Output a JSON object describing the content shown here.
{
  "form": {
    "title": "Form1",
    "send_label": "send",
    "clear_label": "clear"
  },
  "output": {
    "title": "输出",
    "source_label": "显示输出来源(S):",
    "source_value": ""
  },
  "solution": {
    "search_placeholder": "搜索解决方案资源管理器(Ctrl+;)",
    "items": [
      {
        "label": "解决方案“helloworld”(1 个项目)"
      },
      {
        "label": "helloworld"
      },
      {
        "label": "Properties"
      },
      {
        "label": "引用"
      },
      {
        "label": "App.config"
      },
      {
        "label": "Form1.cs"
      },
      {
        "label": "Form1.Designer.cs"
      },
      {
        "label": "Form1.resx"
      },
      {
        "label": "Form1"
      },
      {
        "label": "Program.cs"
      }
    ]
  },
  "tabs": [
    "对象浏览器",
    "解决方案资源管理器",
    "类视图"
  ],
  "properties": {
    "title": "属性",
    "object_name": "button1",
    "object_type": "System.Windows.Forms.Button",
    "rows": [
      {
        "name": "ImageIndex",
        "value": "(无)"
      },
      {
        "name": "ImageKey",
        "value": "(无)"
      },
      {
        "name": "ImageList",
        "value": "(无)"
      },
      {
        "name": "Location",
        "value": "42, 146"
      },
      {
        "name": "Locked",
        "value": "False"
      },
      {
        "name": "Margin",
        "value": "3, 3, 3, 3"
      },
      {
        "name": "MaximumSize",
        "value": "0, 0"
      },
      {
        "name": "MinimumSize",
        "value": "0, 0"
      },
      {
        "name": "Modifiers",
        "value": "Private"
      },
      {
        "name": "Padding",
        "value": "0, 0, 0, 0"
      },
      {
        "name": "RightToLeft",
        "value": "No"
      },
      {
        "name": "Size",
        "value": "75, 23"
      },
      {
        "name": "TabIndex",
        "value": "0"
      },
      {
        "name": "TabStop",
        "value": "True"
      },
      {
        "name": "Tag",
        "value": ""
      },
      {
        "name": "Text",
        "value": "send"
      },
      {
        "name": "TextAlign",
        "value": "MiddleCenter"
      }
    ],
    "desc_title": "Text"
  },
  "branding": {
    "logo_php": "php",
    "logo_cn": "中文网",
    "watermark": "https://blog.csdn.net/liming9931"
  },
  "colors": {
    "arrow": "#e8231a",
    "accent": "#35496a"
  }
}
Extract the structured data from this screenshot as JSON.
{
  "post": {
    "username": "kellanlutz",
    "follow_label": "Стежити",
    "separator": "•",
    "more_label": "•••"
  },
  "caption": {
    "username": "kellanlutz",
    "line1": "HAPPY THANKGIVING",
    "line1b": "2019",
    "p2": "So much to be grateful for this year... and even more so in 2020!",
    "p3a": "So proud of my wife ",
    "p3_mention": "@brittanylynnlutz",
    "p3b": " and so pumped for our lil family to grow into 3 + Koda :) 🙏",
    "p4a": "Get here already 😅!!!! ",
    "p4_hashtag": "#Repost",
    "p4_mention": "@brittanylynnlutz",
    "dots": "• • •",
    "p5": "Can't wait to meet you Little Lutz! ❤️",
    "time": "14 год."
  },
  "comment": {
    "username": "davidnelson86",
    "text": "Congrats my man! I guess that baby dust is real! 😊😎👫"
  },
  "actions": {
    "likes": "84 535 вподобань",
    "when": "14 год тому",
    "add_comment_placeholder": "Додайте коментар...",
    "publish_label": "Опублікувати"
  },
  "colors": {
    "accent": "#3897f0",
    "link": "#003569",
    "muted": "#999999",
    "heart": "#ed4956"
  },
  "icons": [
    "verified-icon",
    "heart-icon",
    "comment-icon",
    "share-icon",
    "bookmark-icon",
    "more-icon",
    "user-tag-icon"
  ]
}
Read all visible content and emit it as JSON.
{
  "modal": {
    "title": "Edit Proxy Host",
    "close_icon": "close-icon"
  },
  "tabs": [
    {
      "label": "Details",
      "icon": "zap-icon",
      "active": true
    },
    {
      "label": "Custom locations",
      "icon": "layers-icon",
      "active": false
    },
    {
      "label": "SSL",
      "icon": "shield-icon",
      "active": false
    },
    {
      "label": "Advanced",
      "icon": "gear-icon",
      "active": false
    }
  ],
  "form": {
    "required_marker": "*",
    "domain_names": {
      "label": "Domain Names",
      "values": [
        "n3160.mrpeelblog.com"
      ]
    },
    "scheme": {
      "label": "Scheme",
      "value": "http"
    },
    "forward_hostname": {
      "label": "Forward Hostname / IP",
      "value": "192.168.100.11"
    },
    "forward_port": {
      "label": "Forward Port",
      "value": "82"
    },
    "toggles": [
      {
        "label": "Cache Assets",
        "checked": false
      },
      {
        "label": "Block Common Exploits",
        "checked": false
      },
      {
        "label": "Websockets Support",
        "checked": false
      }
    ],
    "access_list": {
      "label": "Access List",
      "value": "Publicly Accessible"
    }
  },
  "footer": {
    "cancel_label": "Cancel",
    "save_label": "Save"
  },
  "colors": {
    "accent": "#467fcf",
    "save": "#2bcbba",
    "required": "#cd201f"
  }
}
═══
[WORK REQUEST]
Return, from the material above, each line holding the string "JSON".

[ANSWER TO THE PROBLEM]
Output a JSON object describing the content shown here.
Extract the structured data from this screenshot as JSON.
Read all visible content and emit it as JSON.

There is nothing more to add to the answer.